no yes gtfs.js Same as above. Also, add source=israel_gtfs if modified.
no no space.js delete(<50m from a ref)/add fixme tag(<50 from a ref, has extra tags)/do nothing(>=50m from a ref)
yes no none nothing. Manual intervention required. This is not a normal stop.

Secondary scripts

A bash script which handles switching "new" to "old" and downloading a new "new" dataset. It also cuts uninteresting fields from stops.txt. I run it prior to running the main script.


Reminder: The script works by comparing the "old" and the "new" GTFS datasets. In the following run, the previously "new" dataset becomes "old" and a fresh dataset becomes the "new" dataset.

But what do we do if have no old dataset?

This script reconstructs the "old" gtfs file based on Overpass Attic data or historic OSM data. It is used for recovering a lost "old" file. For instance, I had no way to find the original stops.txt file used in the old 2012 Israel import. This script recreated it.

I should better document the usage steps some day.

Duplicate removal algorithm

spaces.js can cleanup duplicated stops. The documentation has been removed because it is outdated. The script is currently not used, but it was used extensively (in various forms and versions) during the initial import to cleanup stops already added manually by mappers.

Visual desync output

No longer used.

Known Bugs

Road dragging bug

If a bus stop is part of a road, the script may accidentally drag the road if the stop is moved. I am currently resolving this manually by finding these stops in advance and separating them from ways, prior to running the script.

An Overpass query is performed, and then the following JOSM filters are used to mark the problem nodes. I then manually detach stops from them. This is not a common occurrence in Israel, so manual fixing currently does not take much time.

-child type:way

Multiple stations with identical "ref"

The script assumes each stop has a unique "ref". In Israel, this is true with one exception: Some stops in central bus stations have two GTFS entries with completely identical data except for the "platform/רציף" field. Currently, only the first of these entries is handled. This will be fixed soon (It should be trivial to create an aggregated "רציף" value for one single stop. e.g. platformNumber=1-3, 4).
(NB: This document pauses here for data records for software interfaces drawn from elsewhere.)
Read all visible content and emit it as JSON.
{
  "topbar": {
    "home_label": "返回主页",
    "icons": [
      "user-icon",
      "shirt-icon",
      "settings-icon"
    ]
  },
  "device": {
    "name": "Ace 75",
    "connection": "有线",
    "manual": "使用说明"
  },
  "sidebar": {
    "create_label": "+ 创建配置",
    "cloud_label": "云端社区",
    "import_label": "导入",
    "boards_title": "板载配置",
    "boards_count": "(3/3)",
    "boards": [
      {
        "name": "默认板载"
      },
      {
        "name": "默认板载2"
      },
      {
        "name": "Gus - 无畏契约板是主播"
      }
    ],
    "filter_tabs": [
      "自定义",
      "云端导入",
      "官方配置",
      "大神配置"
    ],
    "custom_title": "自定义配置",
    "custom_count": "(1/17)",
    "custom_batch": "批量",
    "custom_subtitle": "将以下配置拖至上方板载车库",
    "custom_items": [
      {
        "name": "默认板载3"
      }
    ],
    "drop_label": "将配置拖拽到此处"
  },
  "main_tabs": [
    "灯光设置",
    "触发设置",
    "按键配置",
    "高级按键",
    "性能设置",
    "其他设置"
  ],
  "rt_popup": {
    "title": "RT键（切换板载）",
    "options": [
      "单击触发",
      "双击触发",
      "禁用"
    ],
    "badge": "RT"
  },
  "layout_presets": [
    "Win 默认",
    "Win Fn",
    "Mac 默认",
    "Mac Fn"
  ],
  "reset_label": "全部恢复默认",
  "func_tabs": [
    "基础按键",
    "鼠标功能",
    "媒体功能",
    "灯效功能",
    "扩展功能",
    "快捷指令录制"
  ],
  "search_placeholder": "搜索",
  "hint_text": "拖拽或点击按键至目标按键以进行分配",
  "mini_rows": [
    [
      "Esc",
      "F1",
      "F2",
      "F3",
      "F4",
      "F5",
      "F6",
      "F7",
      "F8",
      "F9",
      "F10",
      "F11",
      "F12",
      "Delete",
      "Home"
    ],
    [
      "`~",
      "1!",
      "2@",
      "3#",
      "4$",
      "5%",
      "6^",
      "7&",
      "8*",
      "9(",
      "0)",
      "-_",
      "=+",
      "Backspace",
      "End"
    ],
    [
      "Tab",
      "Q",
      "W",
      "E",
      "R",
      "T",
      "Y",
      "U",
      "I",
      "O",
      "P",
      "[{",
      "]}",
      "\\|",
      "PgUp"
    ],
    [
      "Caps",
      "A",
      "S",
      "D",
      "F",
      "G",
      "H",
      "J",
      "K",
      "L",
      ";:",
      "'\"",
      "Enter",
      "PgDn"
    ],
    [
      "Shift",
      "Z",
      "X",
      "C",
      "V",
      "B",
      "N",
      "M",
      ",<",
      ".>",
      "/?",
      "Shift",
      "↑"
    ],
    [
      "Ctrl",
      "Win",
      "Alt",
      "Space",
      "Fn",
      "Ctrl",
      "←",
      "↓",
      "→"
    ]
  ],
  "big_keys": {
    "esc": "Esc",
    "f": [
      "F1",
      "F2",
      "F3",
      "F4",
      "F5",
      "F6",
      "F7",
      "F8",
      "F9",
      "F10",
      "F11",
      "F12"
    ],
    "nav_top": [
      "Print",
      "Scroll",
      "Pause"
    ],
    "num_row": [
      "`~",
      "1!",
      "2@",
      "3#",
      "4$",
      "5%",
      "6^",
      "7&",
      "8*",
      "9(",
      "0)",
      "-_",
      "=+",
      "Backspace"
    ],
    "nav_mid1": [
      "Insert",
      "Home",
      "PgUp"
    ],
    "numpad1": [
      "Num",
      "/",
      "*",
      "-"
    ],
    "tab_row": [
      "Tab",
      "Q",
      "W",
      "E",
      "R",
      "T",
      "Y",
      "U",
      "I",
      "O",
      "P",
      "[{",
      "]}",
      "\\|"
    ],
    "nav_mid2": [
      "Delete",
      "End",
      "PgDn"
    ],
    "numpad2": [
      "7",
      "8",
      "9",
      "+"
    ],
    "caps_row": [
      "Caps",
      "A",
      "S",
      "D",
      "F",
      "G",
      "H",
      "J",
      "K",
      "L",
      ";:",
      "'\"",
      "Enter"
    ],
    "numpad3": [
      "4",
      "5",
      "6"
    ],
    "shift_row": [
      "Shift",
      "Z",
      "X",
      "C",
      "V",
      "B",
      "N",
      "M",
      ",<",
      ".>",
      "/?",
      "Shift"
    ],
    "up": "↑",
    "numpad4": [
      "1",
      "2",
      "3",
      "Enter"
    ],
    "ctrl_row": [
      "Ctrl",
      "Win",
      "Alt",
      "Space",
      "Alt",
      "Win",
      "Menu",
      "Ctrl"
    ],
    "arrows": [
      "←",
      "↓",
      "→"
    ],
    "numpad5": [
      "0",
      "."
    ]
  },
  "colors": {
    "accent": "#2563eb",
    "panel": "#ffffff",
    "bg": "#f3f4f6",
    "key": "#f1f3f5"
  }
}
The script cannot handle multiple stations with an identical "ref" tag. It stops and asks for my manual interventions.

Other things

  • Currently, railway stops are ignored by inspecting the description and finding the sentence: "רחוב: מסילת ברזל".
  • Street address, street number, and level are parsed from the GTFS "description" field. MOT puts them inside the field in the form "x:y z:m...".
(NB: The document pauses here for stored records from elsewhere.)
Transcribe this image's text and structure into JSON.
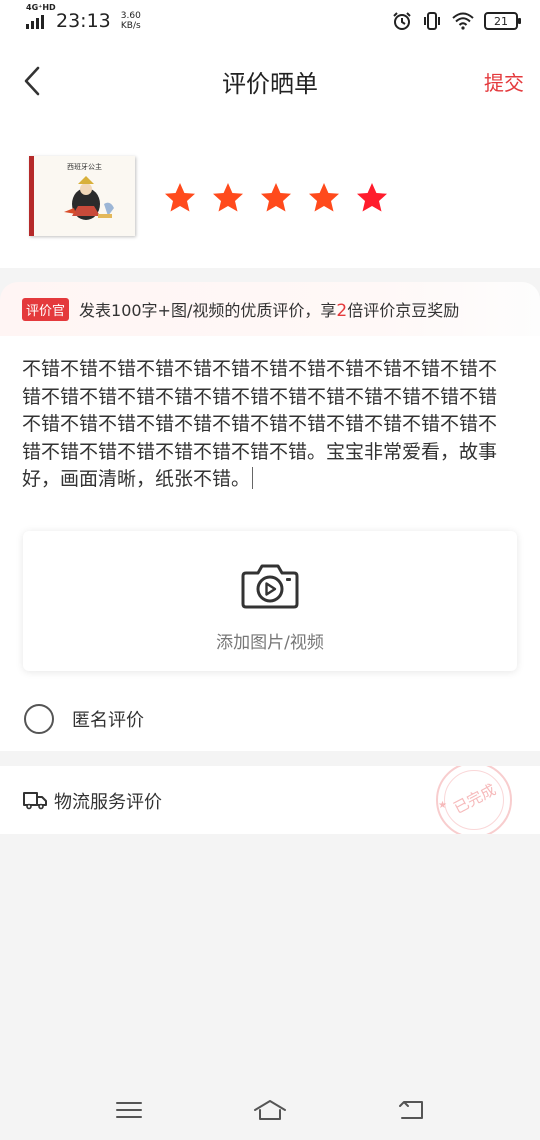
{
  "status_bar": {
    "network": "4G⁺HD",
    "time": "23:13",
    "speed_value": "3.60",
    "speed_unit": "KB/s",
    "battery": "21",
    "icons": [
      "alarm-icon",
      "vibrate-icon",
      "wifi-icon",
      "battery-icon"
    ]
  },
  "header": {
    "title": "评价晒单",
    "submit_label": "提交",
    "back_icon": "back-arrow-icon"
  },
  "product": {
    "book_title": "西班牙公主",
    "rating": 5,
    "rating_max": 5
  },
  "banner": {
    "badge": "评价官",
    "text_before": "发表100字+图/视频的优质评价，享",
    "highlight": "2",
    "text_after": "倍评价京豆奖励"
  },
  "review": {
    "text": "不错不错不错不错不错不错不错不错不错不错不错不错不错不错不错不错不错不错不错不错不错不错不错不错不错不错不错不错不错不错不错不错不错不错不错不错不错不错不错不错不错不错不错不错不错。宝宝非常爱看，故事好，画面清晰，纸张不错。"
  },
  "upload": {
    "label": "添加图片/视频",
    "icon": "camera-video-icon"
  },
  "anonymous": {
    "label": "匿名评价",
    "checked": false
  },
  "logistics": {
    "label": "物流服务评价",
    "stamp": "已完成"
  },
  "colors": {
    "accent": "#e4393c",
    "star": "#ff4a1c"
  }
}
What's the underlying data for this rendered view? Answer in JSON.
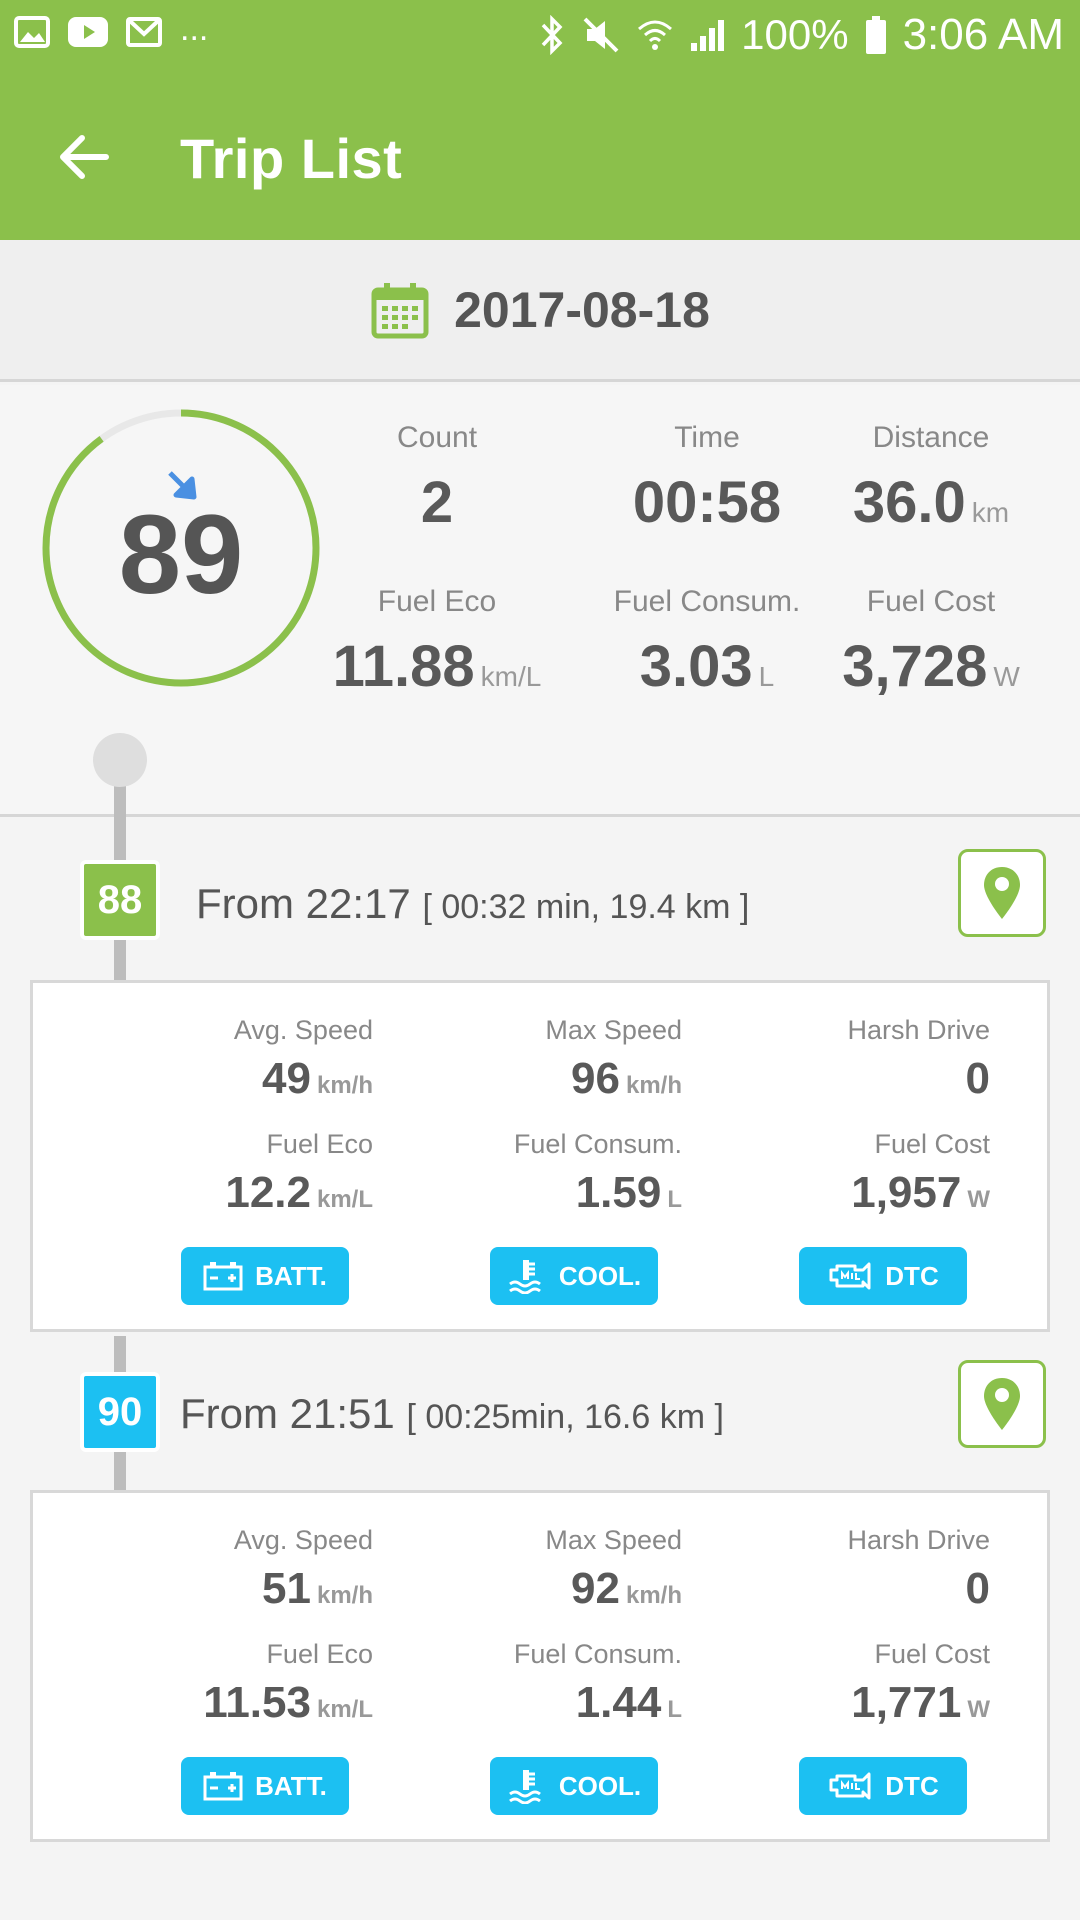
{
  "status_bar": {
    "dots": "...",
    "battery_pct": "100%",
    "time": "3:06 AM"
  },
  "app_bar": {
    "title": "Trip List"
  },
  "date_bar": {
    "date": "2017-08-18"
  },
  "summary": {
    "score": "89",
    "count_label": "Count",
    "count_value": "2",
    "time_label": "Time",
    "time_value": "00:58",
    "distance_label": "Distance",
    "distance_value": "36.0",
    "distance_unit": "km",
    "fuel_eco_label": "Fuel Eco",
    "fuel_eco_value": "11.88",
    "fuel_eco_unit": "km/L",
    "fuel_consum_label": "Fuel Consum.",
    "fuel_consum_value": "3.03",
    "fuel_consum_unit": "L",
    "fuel_cost_label": "Fuel Cost",
    "fuel_cost_value": "3,728",
    "fuel_cost_unit": "W"
  },
  "colors": {
    "primary_green": "#8bc04b",
    "accent_blue": "#1cc0f2",
    "trend_arrow": "#4a90e2"
  },
  "trips": [
    {
      "score": "88",
      "badge_color": "#8bc04b",
      "from": "From 22:17",
      "detail": "[ 00:32 min, 19.4 km ]",
      "avg_speed_label": "Avg. Speed",
      "avg_speed_value": "49",
      "speed_unit": "km/h",
      "max_speed_label": "Max Speed",
      "max_speed_value": "96",
      "harsh_label": "Harsh Drive",
      "harsh_value": "0",
      "fuel_eco_label": "Fuel Eco",
      "fuel_eco_value": "12.2",
      "fuel_eco_unit": "km/L",
      "fuel_consum_label": "Fuel Consum.",
      "fuel_consum_value": "1.59",
      "fuel_consum_unit": "L",
      "fuel_cost_label": "Fuel Cost",
      "fuel_cost_value": "1,957",
      "fuel_cost_unit": "W",
      "batt_label": "BATT.",
      "cool_label": "COOL.",
      "dtc_label": "DTC"
    },
    {
      "score": "90",
      "badge_color": "#1cc0f2",
      "from": "From 21:51",
      "detail": "[ 00:25min, 16.6 km ]",
      "avg_speed_label": "Avg. Speed",
      "avg_speed_value": "51",
      "speed_unit": "km/h",
      "max_speed_label": "Max Speed",
      "max_speed_value": "92",
      "harsh_label": "Harsh Drive",
      "harsh_value": "0",
      "fuel_eco_label": "Fuel Eco",
      "fuel_eco_value": "11.53",
      "fuel_eco_unit": "km/L",
      "fuel_consum_label": "Fuel Consum.",
      "fuel_consum_value": "1.44",
      "fuel_consum_unit": "L",
      "fuel_cost_label": "Fuel Cost",
      "fuel_cost_value": "1,771",
      "fuel_cost_unit": "W",
      "batt_label": "BATT.",
      "cool_label": "COOL.",
      "dtc_label": "DTC"
    }
  ]
}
Version history

Current version is v2.

V1 did not have an override list and couldn't parse information out of the description tag.